Re: the no talking instruction and practice - I guess the traditional Japanese instruction is being shown by research to be a very effective way to learn movement skills - it's called "intrinsic learning" - people learn more by observing a movement and then trying to repeat it based on what they've observed (sometimes it needs many demonstrations) but with NO COMMENTARY in the demonstration. R. Masters - do a google search on that name with Intrinsic Learning, and you should find lots of academic articles...

These days when I'm coaching, and developing coaching education programmes, I use "try this" and "try that" and "how did that feel", rather than give a great long explanation about how to do things.

Cheers,
Walter

Phil Parsons
02-27-2009, 08:49 PM
I'm the lowest ranking instructor on the student-instructor rotation at my dojo, at 2nd kyu. When I teach, I just pick some techniques and try to focus on a theme, and then break people up into groups by rank so they can train on techniqes at their own level. I ask the students who are senior to me for some input when explaining a technique, as I am explaining it primarily for the sake of junior students.

As a senior student being instructed by a lower-ranking student, the most important thing to remember is that you should be supportive of the class and contribute to the training. Furthermore, keep it in mind that it is as much a learning experience for the instructor as it is for the students. If you have something to contribute to the instruction, offer it, but don't hijack the class.

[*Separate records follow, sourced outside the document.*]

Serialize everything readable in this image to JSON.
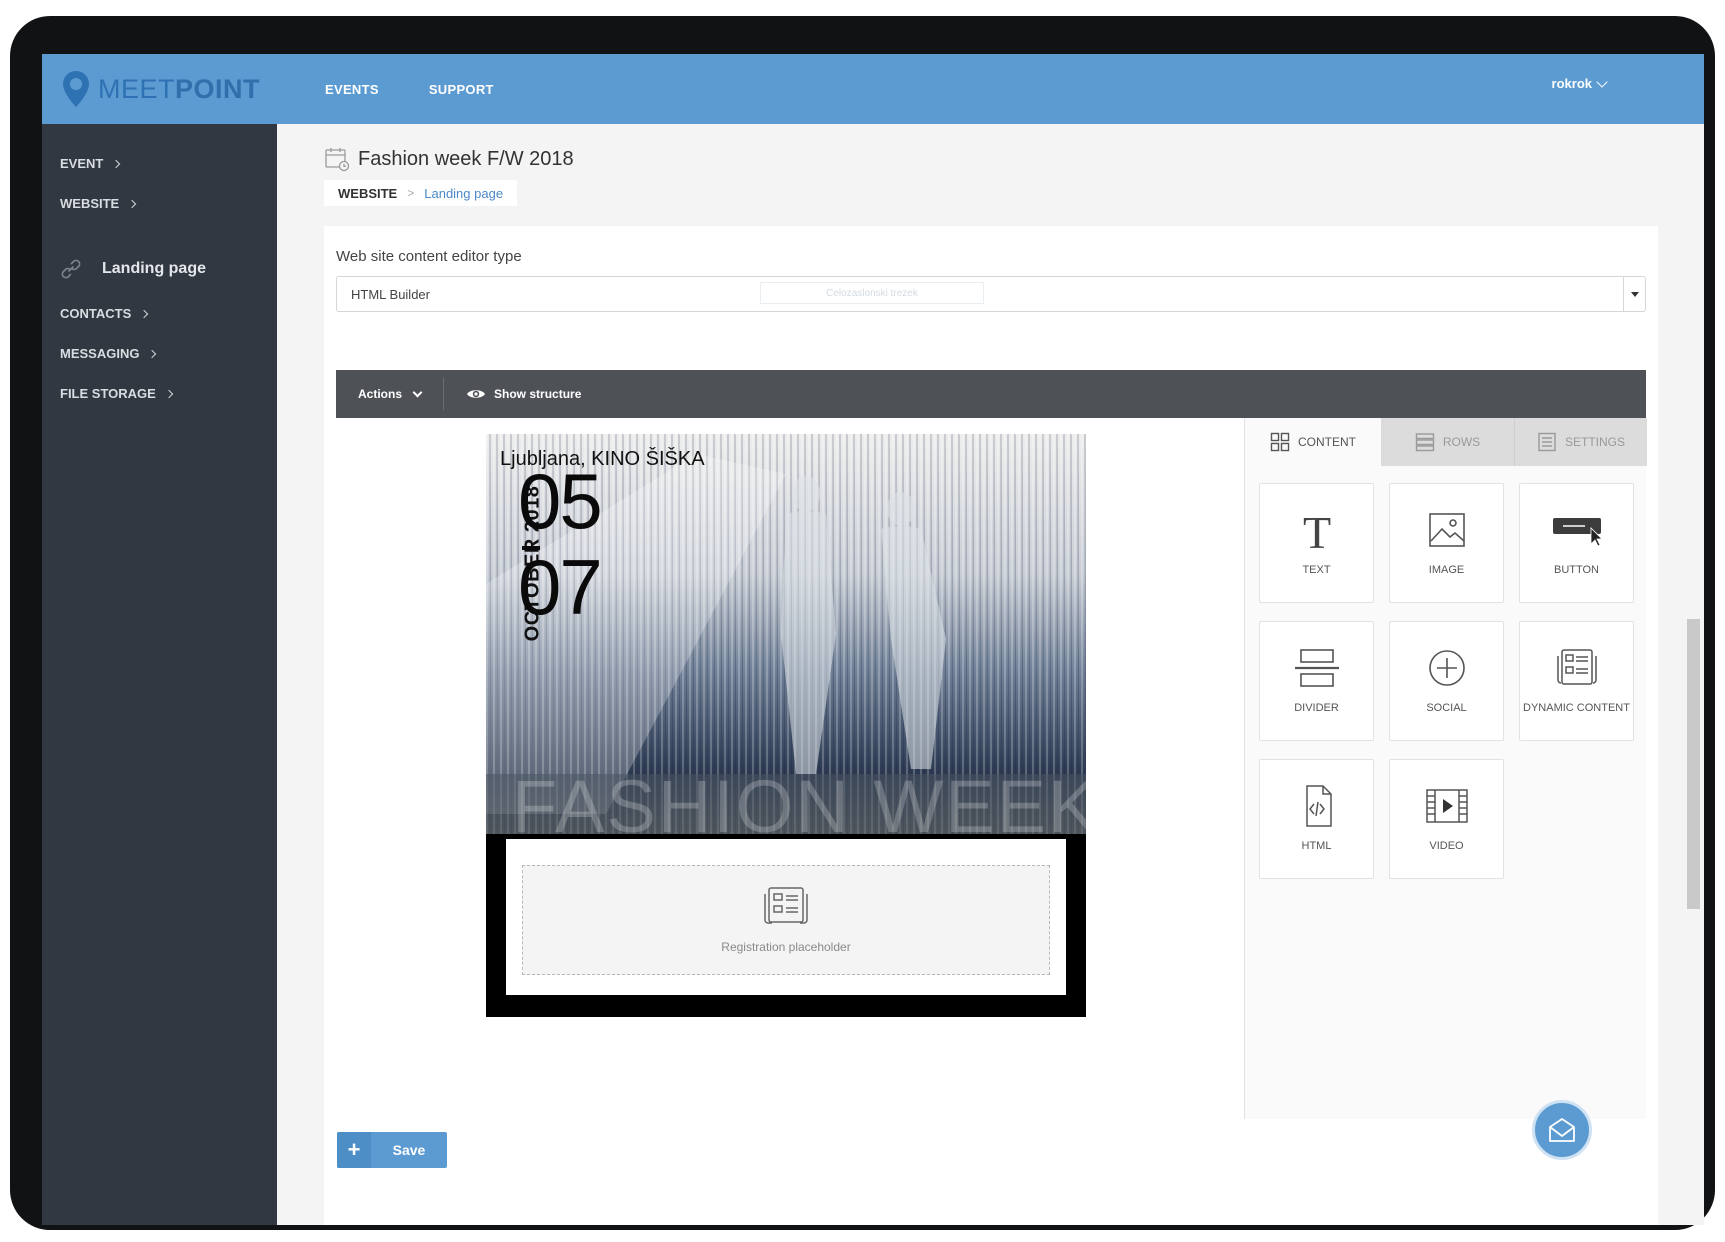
{
  "brand": {
    "name": "MEETPOINT",
    "name_part1": "MEET",
    "name_part2": "POINT"
  },
  "topnav": {
    "items": [
      "EVENTS",
      "SUPPORT"
    ],
    "user": "rokrok"
  },
  "sidebar": {
    "items": [
      {
        "label": "EVENT"
      },
      {
        "label": "WEBSITE"
      },
      {
        "label": "CONTACTS"
      },
      {
        "label": "MESSAGING"
      },
      {
        "label": "FILE STORAGE"
      }
    ],
    "active": {
      "label": "Landing page"
    }
  },
  "page": {
    "title": "Fashion week F/W 2018",
    "breadcrumb": {
      "root": "WEBSITE",
      "separator": ">",
      "current": "Landing page"
    }
  },
  "editor_type": {
    "label": "Web site content editor type",
    "value": "HTML Builder",
    "ghost_text": "Celozaslonski trezek"
  },
  "toolbar": {
    "actions": "Actions",
    "show_structure": "Show structure"
  },
  "poster": {
    "city": "Ljubljana, KINO ŠIŠKA",
    "month_year": "OCTOBER 2018",
    "day_start": "05",
    "day_end": "07",
    "overlay": "FASHION WEEK"
  },
  "registration": {
    "placeholder": "Registration placeholder"
  },
  "panel": {
    "tabs": [
      {
        "label": "CONTENT",
        "icon": "grid-icon"
      },
      {
        "label": "ROWS",
        "icon": "rows-icon"
      },
      {
        "label": "SETTINGS",
        "icon": "settings-list-icon"
      }
    ],
    "tiles": [
      {
        "label": "TEXT",
        "icon": "text-icon"
      },
      {
        "label": "IMAGE",
        "icon": "image-icon"
      },
      {
        "label": "BUTTON",
        "icon": "button-icon"
      },
      {
        "label": "DIVIDER",
        "icon": "divider-icon"
      },
      {
        "label": "SOCIAL",
        "icon": "social-plus-icon"
      },
      {
        "label": "DYNAMIC CONTENT",
        "icon": "dynamic-content-icon"
      },
      {
        "label": "HTML",
        "icon": "html-file-icon"
      },
      {
        "label": "VIDEO",
        "icon": "video-icon"
      }
    ]
  },
  "save": {
    "label": "Save"
  },
  "colors": {
    "brand": "#5b9bd1",
    "sidebar": "#323841",
    "toolbar": "#4e5257",
    "link": "#4a89c9"
  }
}
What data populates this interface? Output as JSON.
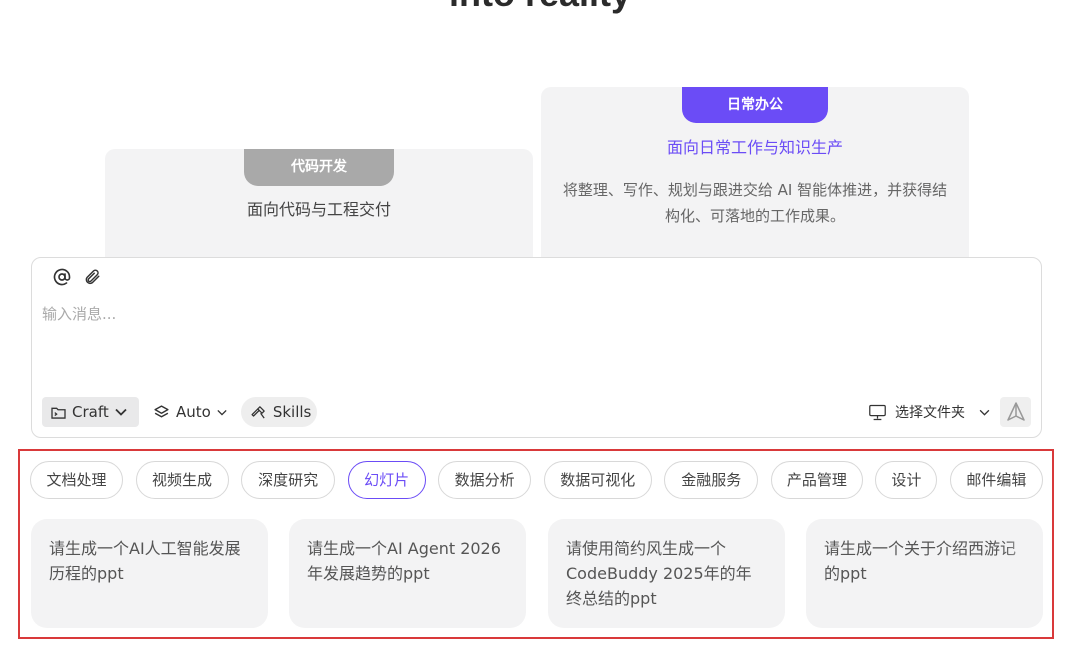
{
  "hero": {
    "title": "into reality"
  },
  "modes": {
    "code": {
      "tab": "代码开发",
      "subtitle": "面向代码与工程交付"
    },
    "office": {
      "tab": "日常办公",
      "subtitle": "面向日常工作与知识生产",
      "description": "将整理、写作、规划与跟进交给 AI 智能体推进，并获得结构化、可落地的工作成果。"
    }
  },
  "composer": {
    "placeholder": "输入消息...",
    "mode_label": "Craft",
    "model_label": "Auto",
    "skills_label": "Skills",
    "folder_label": "选择文件夹"
  },
  "categories": [
    "文档处理",
    "视频生成",
    "深度研究",
    "幻灯片",
    "数据分析",
    "数据可视化",
    "金融服务",
    "产品管理",
    "设计",
    "邮件编辑"
  ],
  "active_category": "幻灯片",
  "prompts": [
    "请生成一个AI人工智能发展历程的ppt",
    "请生成一个AI Agent 2026年发展趋势的ppt",
    "请使用简约风生成一个CodeBuddy 2025年的年终总结的ppt",
    "请生成一个关于介绍西游记的ppt"
  ],
  "colors": {
    "accent": "#6b4cf6",
    "highlight_border": "#d9393a"
  }
}
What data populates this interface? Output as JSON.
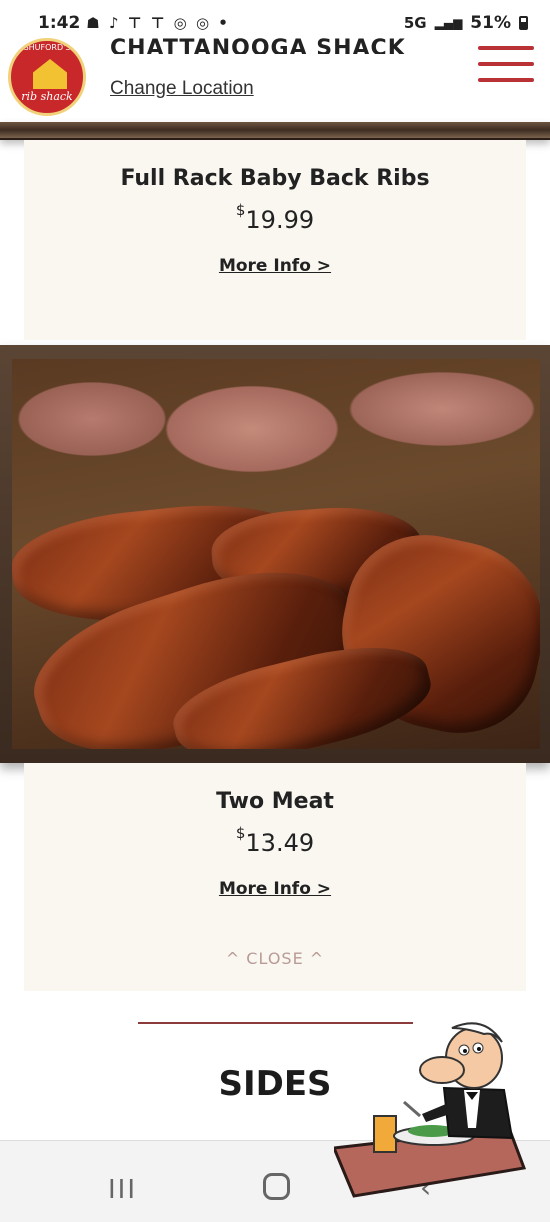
{
  "status_bar": {
    "time": "1:42",
    "notification_icons": "☗ ♪ ⊤ ⊤ ◎ ◎ •",
    "network": "5G",
    "battery": "51%"
  },
  "header": {
    "logo_top_text": "SHUFORD'S",
    "logo_bottom_text": "rib shack",
    "store_name": "CHATTANOOGA SHACK",
    "change_location": "Change Location"
  },
  "items": [
    {
      "title": "Full Rack Baby Back Ribs",
      "currency": "$",
      "price": "19.99",
      "more_info": "More Info >"
    },
    {
      "title": "Two Meat",
      "currency": "$",
      "price": "13.49",
      "more_info": "More Info >"
    }
  ],
  "close_label": "^ CLOSE ^",
  "section_title": "SIDES",
  "nav": {
    "recent": "III",
    "back": "‹"
  },
  "colors": {
    "accent": "#b83236",
    "card_bg": "#faf7f1",
    "frame": "#4a3628"
  }
}
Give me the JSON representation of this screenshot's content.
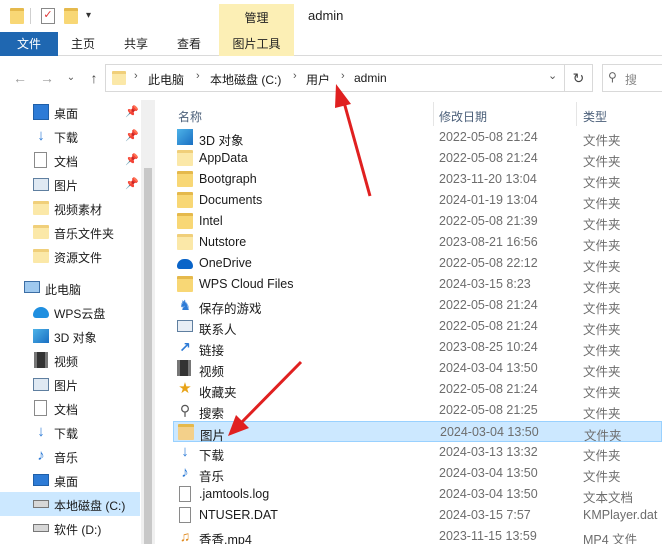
{
  "window_title": "admin",
  "ribbon": {
    "contextual_group": "管理",
    "tabs": [
      "文件",
      "主页",
      "共享",
      "查看",
      "图片工具"
    ]
  },
  "address": {
    "crumbs": [
      "此电脑",
      "本地磁盘 (C:)",
      "用户",
      "admin"
    ],
    "search_placeholder": "搜"
  },
  "nav": {
    "quick_access": [
      {
        "label": "桌面",
        "icon": "desktop-icon",
        "pinned": true
      },
      {
        "label": "下载",
        "icon": "download-icon",
        "pinned": true
      },
      {
        "label": "文档",
        "icon": "document-icon",
        "pinned": true
      },
      {
        "label": "图片",
        "icon": "picture-icon",
        "pinned": true
      },
      {
        "label": "视频素材",
        "icon": "folder-icon",
        "pinned": false
      },
      {
        "label": "音乐文件夹",
        "icon": "folder-icon",
        "pinned": false
      },
      {
        "label": "资源文件",
        "icon": "folder-icon",
        "pinned": false
      }
    ],
    "this_pc": "此电脑",
    "pc_items": [
      {
        "label": "WPS云盘",
        "icon": "cloud-icon"
      },
      {
        "label": "3D 对象",
        "icon": "3d-objects-icon"
      },
      {
        "label": "视频",
        "icon": "video-icon"
      },
      {
        "label": "图片",
        "icon": "picture-icon"
      },
      {
        "label": "文档",
        "icon": "document-icon"
      },
      {
        "label": "下载",
        "icon": "download-icon"
      },
      {
        "label": "音乐",
        "icon": "music-icon"
      },
      {
        "label": "桌面",
        "icon": "desktop-icon"
      },
      {
        "label": "本地磁盘 (C:)",
        "icon": "drive-icon",
        "selected": true
      },
      {
        "label": "软件 (D:)",
        "icon": "drive-icon"
      }
    ]
  },
  "columns": {
    "name": "名称",
    "date": "修改日期",
    "type": "类型"
  },
  "files": [
    {
      "name": "3D 对象",
      "date": "2022-05-08 21:24",
      "type": "文件夹",
      "icon": "3d-objects-icon"
    },
    {
      "name": "AppData",
      "date": "2022-05-08 21:24",
      "type": "文件夹",
      "icon": "folder-icon"
    },
    {
      "name": "Bootgraph",
      "date": "2023-11-20 13:04",
      "type": "文件夹",
      "icon": "folder-icon"
    },
    {
      "name": "Documents",
      "date": "2024-01-19 13:04",
      "type": "文件夹",
      "icon": "folder-icon"
    },
    {
      "name": "Intel",
      "date": "2022-05-08 21:39",
      "type": "文件夹",
      "icon": "folder-icon"
    },
    {
      "name": "Nutstore",
      "date": "2023-08-21 16:56",
      "type": "文件夹",
      "icon": "folder-icon"
    },
    {
      "name": "OneDrive",
      "date": "2022-05-08 22:12",
      "type": "文件夹",
      "icon": "onedrive-icon"
    },
    {
      "name": "WPS Cloud Files",
      "date": "2024-03-15 8:23",
      "type": "文件夹",
      "icon": "folder-icon"
    },
    {
      "name": "保存的游戏",
      "date": "2022-05-08 21:24",
      "type": "文件夹",
      "icon": "saved-games-icon"
    },
    {
      "name": "联系人",
      "date": "2022-05-08 21:24",
      "type": "文件夹",
      "icon": "contacts-icon"
    },
    {
      "name": "链接",
      "date": "2023-08-25 10:24",
      "type": "文件夹",
      "icon": "link-icon"
    },
    {
      "name": "视频",
      "date": "2024-03-04 13:50",
      "type": "文件夹",
      "icon": "video-icon"
    },
    {
      "name": "收藏夹",
      "date": "2022-05-08 21:24",
      "type": "文件夹",
      "icon": "favorites-icon"
    },
    {
      "name": "搜索",
      "date": "2022-05-08 21:25",
      "type": "文件夹",
      "icon": "search-icon"
    },
    {
      "name": "图片",
      "date": "2024-03-04 13:50",
      "type": "文件夹",
      "icon": "picture-icon",
      "selected": true
    },
    {
      "name": "下载",
      "date": "2024-03-13 13:32",
      "type": "文件夹",
      "icon": "download-icon"
    },
    {
      "name": "音乐",
      "date": "2024-03-04 13:50",
      "type": "文件夹",
      "icon": "music-icon"
    },
    {
      "name": ".jamtools.log",
      "date": "2024-03-04 13:50",
      "type": "文本文档",
      "icon": "text-file-icon"
    },
    {
      "name": "NTUSER.DAT",
      "date": "2024-03-15 7:57",
      "type": "KMPlayer.dat",
      "icon": "file-icon"
    },
    {
      "name": "香香.mp4",
      "date": "2023-11-15 13:59",
      "type": "MP4 文件",
      "icon": "mp4-file-icon"
    }
  ],
  "colors": {
    "file_tab": "#1f67b1",
    "contextual_tab": "#fcefb5",
    "selection": "#cce8ff",
    "annotation_arrow": "#e02020"
  }
}
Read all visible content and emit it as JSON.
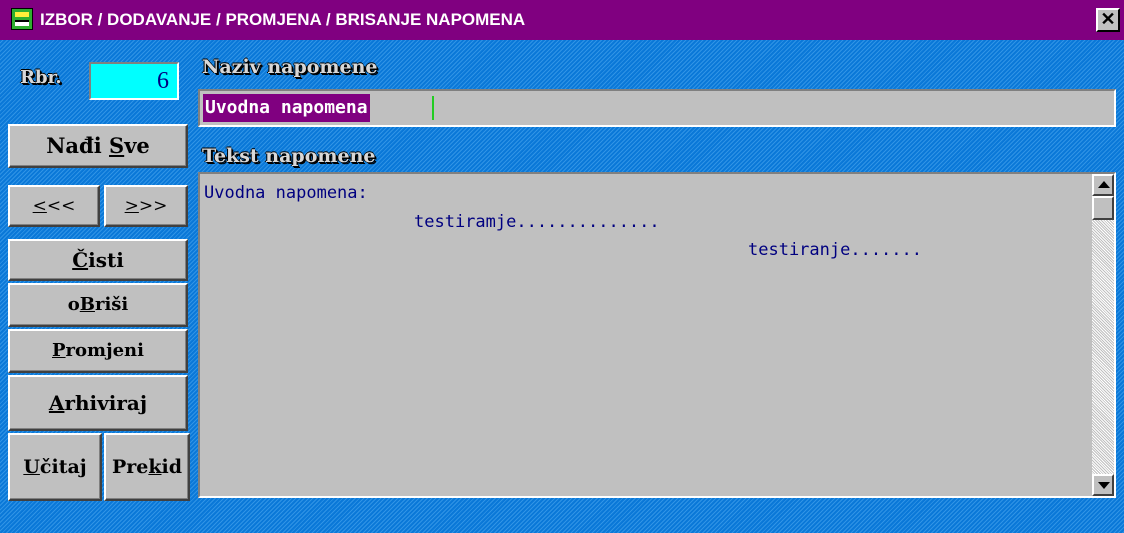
{
  "window": {
    "title": "IZBOR / DODAVANJE / PROMJENA / BRISANJE  NAPOMENA",
    "close_glyph": "✕"
  },
  "rbr": {
    "label": "Rbr.",
    "value": "6"
  },
  "buttons": {
    "nadi_sve": {
      "pre": "Nađi ",
      "key": "S",
      "post": "ve"
    },
    "prev": {
      "key": "<",
      "post": "<<"
    },
    "next": {
      "key": ">",
      "post": ">>"
    },
    "cisti": {
      "pre": "",
      "key": "Č",
      "post": "isti"
    },
    "obrisi": {
      "pre": "o",
      "key": "B",
      "post": "riši"
    },
    "promjeni": {
      "pre": "",
      "key": "P",
      "post": "romjeni"
    },
    "arhiviraj": {
      "pre": "",
      "key": "A",
      "post": "rhiviraj"
    },
    "ucitaj": {
      "pre": "",
      "key": "U",
      "post": "čitaj"
    },
    "prekid": {
      "pre": "Pre",
      "key": "k",
      "post": "id"
    }
  },
  "naziv": {
    "label": "Naziv napomene",
    "value": "Uvodna napomena"
  },
  "tekst": {
    "label": "Tekst napomene",
    "lines": [
      "Uvodna napomena:",
      "testiramje..............",
      "testiranje......."
    ]
  },
  "colors": {
    "title_bar": "#800080",
    "background": "#0a78d8",
    "control_face": "#c0c0c0",
    "rbr_field": "#00ffff",
    "text_blue": "#000080"
  },
  "icons": {
    "app": "app-icon",
    "close": "close-icon",
    "scroll_up": "arrow-up-icon",
    "scroll_down": "arrow-down-icon"
  }
}
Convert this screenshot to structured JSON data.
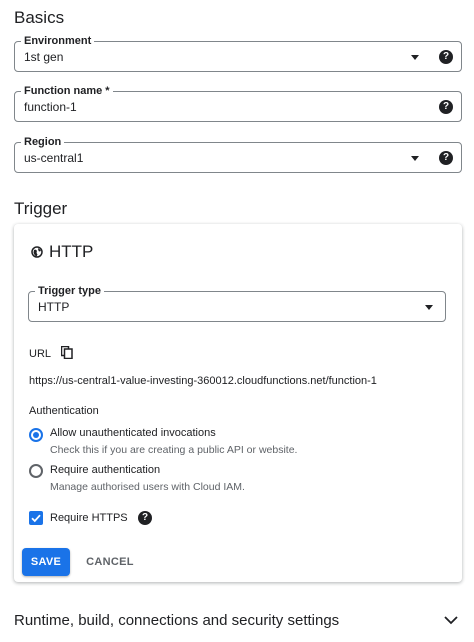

Rocky Izumi
03-06-2009, 11:34 AM
At some point, all chief instructors are instructors of people who will someday, hopefully, become instructors themselves. My job these days is to create good instructors. With that in mind, I realize that behavioural modelling is important in learning how to teach. However, so is practice. As such, I must ask the lower ranked person to teach while I practice so that I can observe how he or she teaches, then, after class or after the teaching period, I need to provide the lower rank with feedback on what they did. Lower ranks need to teach at times. If the chief instructor doesn't teach them how to teach and let the person practice, the chief instructor will never be able to take a break and go to teach a seminar somewhere or do other things. Students may pay me to teach. Usually, instead, I pay to teach. But even if they do pay, part of that payment is for the feedback after the person teaches and I can comment on what he or she did. Letting a person who is trying to learn to become a good instructor flounder around because I haven't given him or her decent feedback after observing his or her performance is quite wasteful of both of our times.

Rock

Erik Jögimar
12-27-2009, 04:11 PM
I would respect sensei's choice in deshi to teach the class, and give the deshi the opportunity to learn. I'm new to teaching but it does help me put things into perspective, in my head.

That's how the Dojo works. You give, and you take. The student learns from sensei, and sometimes they give something in return and get something back from it in the process.

Lyle Laizure
12-27-2009, 08:24 PM
Whoever is teaching should be given the same respect as the sensei. Even if that person is the lowest ranked person in the class.

Walter Martindale
12-28-2009, 02:44 AM
Old Thread Alert!!!

Daniel Blanco
12-29-2009, 02:39 PM
Teaching is also a learning process, as long as the student teaching can teach proper technics with confidence, but please lets not forget to respect who ever is teaching, because that is a challenge in itself and takes a lot of courage.